Fearing that dimmed the star of Canada in its sector, the aerospace industries Association of Canada has placed Mr. Charest to the commands so that it will pilot a plan to get the federal government financial commitments and a long-term strategy.
“The industry has come to the conclusion that we must somehow redefine the future of the industry in Canada,” said Mr. Charest in a telephone interview from Paris.
“One has the impression of living in a world where the competition is much stronger.
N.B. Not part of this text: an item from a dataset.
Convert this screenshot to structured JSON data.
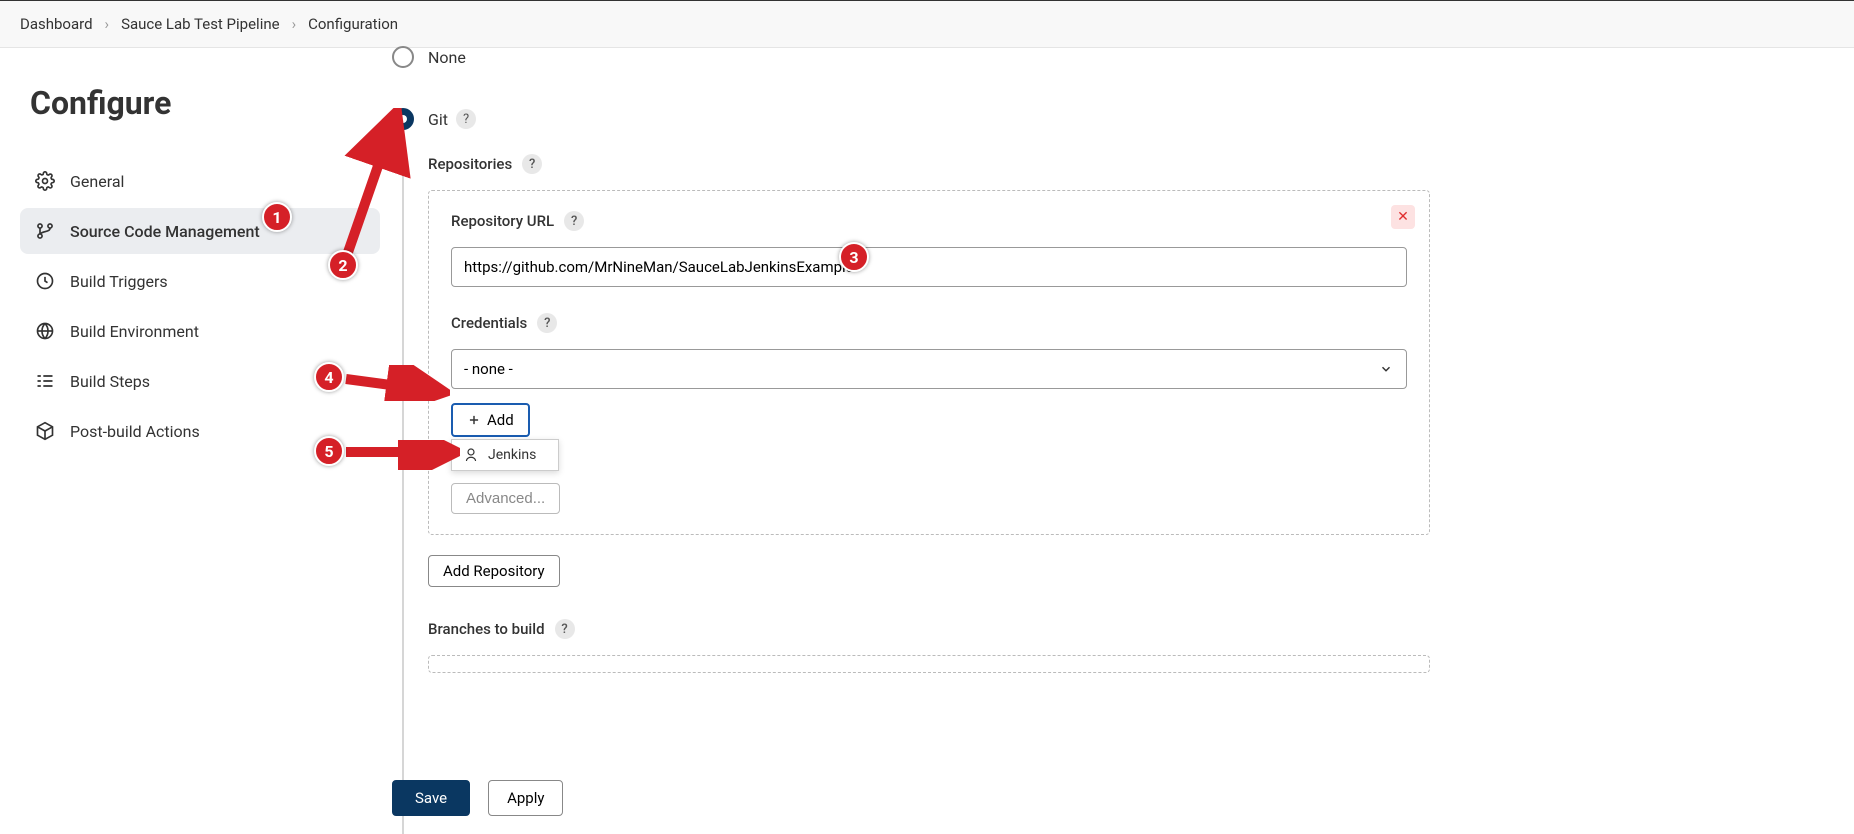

This is not that one is doing evil, but the world is changing really quickly.”
The one who led Quebec from 2003 to 2012, has highlighted the “crucial role” of government in terms of funding, research and training for civil aviation and military.
“The administration Trump has decided to create a new division for the space,” he recalled, referring to the new military branch that the u.s. president nicknamed the “Force space”.
“We cannot remain with arms crossed”, said Jean Charest.
The president of the association, Jim Quick, has pointed out that Canada does not follow the growth of the sector and the innovation compared to other countries such as France, Germany and the United States, where long-term strategies have been put in place.
The Great Britain target of 10% of the space market world by 12 years, said Mr. Quick. Luxembourg has the objective of mining exploration in the area by going to extract rare and precious metals on asteroids.
The aerospace industry is the manufacturing sector with the most investments related to innovation in Canada with more than $ 1.8 billion spent on research and development in 2017, or nearly one-quarter of total spending, according to the association.
According to Mr. Quick, the new initiative, called Vision 2025, will try to convince Ottawa to include in its budget next year a long-term plan for the aerospace industry, in parallel to its commitment to provide a cutting-edge robotics at the gateway Lunar, described as a canadian arm of the third generation.
Mr. Charest will direct exchanges between representatives of the government and industry in several cities, including Toronto, Montreal, Vancouver and Halifax, and will oversee the drafting of a report on the priorities of the aerospace industry.
The ex-politician, who was also a minister at the federal level, has said that he wanted the sector continues to succeed, “despite the risks and uncertainty on a global scale”.
Canada’s investments in the aerospace sector, expressed as a percentage of gross domestic product, has dropped to 18th place among the different countries, so that they fell into eighth place in 1992, according to the association. Employment in the manufacturing sector decreased by 5% since 2012.
The Canada placement on the fifth-largest aerospace industry in the world, providing almost $ 25 billion to the canadian economy, and almost 190,000 jobs by 2017, according to data from the association.